> Your objective:
All lines below containing "lead" are to be listed.

> Input data:
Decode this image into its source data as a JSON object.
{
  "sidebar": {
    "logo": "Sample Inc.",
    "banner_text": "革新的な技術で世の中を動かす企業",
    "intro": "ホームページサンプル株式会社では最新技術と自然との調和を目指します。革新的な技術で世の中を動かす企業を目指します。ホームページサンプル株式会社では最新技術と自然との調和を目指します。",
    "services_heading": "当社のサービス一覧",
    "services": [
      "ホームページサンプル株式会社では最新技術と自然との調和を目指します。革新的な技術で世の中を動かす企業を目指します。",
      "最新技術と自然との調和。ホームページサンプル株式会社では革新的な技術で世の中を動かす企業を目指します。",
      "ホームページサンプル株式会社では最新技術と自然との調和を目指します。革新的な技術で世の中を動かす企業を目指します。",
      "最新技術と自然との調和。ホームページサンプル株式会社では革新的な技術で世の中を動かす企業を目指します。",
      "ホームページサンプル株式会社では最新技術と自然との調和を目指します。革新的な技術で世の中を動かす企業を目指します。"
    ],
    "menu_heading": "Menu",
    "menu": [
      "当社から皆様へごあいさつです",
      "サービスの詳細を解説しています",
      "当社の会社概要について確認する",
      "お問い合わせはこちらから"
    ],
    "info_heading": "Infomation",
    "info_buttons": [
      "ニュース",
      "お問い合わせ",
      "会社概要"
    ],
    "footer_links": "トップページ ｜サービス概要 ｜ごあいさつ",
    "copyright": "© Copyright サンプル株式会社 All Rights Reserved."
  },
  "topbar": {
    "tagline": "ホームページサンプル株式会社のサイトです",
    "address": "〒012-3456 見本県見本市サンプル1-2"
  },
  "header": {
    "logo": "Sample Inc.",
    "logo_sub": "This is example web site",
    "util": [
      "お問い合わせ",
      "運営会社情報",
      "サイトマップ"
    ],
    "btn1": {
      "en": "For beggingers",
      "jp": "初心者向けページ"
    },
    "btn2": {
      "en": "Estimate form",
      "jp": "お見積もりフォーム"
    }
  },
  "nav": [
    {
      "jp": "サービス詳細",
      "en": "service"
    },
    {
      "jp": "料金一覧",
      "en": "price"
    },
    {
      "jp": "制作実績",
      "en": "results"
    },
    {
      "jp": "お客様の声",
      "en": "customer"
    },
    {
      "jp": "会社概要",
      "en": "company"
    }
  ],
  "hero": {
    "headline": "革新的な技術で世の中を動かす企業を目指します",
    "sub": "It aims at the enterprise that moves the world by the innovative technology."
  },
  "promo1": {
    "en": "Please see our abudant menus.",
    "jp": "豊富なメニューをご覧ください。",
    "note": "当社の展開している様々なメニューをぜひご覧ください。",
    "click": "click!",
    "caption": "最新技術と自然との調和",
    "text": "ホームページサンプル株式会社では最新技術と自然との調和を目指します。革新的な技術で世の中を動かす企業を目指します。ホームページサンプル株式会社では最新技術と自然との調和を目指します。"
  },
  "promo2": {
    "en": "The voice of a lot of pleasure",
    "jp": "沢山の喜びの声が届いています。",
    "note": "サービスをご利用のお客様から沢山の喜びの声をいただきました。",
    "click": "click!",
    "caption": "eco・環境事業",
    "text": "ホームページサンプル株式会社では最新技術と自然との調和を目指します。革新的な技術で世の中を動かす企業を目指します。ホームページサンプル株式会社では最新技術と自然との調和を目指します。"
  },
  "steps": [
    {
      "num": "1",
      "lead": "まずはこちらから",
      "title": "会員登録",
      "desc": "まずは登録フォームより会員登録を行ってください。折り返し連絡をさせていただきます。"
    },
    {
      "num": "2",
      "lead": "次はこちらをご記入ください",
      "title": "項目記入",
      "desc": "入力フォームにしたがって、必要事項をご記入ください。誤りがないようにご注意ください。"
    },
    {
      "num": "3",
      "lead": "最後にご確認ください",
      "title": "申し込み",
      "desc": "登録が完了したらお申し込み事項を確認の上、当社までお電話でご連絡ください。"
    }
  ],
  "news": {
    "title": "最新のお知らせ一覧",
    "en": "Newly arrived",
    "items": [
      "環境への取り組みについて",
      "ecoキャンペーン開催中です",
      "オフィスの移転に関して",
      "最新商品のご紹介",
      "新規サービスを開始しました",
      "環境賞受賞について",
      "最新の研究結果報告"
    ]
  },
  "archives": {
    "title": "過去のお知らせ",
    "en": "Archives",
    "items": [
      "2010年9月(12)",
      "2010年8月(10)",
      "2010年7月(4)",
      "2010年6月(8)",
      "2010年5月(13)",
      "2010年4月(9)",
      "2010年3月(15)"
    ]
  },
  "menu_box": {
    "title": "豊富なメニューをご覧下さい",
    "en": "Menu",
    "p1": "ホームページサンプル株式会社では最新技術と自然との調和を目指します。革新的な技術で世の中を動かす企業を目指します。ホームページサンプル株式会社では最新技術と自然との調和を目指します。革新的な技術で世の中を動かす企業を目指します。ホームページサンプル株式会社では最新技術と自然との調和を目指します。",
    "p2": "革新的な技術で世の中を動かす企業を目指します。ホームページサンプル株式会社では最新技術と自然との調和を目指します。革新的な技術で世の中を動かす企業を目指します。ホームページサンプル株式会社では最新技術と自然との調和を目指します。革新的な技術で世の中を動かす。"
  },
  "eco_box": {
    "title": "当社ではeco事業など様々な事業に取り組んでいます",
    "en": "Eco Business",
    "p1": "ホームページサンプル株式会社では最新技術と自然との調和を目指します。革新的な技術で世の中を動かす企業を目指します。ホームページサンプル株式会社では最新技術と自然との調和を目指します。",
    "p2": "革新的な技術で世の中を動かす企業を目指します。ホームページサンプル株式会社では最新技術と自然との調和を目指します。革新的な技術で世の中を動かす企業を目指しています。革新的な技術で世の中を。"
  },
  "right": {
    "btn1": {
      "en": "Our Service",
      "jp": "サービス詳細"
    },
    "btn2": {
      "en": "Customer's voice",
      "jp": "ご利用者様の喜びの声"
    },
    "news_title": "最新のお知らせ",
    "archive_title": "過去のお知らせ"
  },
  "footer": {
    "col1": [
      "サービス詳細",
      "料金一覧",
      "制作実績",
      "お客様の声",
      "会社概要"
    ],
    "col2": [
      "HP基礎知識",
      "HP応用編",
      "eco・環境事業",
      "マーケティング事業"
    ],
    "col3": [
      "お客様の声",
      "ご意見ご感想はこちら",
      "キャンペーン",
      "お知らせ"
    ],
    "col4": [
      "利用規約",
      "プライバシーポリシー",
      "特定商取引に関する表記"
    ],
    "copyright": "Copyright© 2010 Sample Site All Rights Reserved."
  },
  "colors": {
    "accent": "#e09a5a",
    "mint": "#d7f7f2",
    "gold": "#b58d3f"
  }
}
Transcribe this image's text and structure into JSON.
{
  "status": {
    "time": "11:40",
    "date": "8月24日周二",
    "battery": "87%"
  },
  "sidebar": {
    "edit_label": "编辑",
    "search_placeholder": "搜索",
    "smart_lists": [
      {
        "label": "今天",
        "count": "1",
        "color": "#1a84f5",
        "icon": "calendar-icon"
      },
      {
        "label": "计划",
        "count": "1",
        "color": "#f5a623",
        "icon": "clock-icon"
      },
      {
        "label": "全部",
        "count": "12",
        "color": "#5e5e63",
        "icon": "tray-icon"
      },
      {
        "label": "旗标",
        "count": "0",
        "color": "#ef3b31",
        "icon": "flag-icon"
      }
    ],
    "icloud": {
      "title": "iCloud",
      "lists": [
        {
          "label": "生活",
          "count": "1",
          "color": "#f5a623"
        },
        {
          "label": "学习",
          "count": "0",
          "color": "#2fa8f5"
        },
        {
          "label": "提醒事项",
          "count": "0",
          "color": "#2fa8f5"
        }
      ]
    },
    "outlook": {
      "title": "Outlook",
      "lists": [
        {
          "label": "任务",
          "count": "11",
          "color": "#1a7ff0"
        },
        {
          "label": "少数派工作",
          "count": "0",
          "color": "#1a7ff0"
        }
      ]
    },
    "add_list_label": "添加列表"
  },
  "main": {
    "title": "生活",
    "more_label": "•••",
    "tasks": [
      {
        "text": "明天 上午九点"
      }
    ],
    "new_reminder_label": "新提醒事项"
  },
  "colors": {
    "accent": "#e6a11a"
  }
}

> Written answer:
      "lead": "まずはこちらから",
      "lead": "次はこちらをご記入ください",
      "lead": "最後にご確認ください",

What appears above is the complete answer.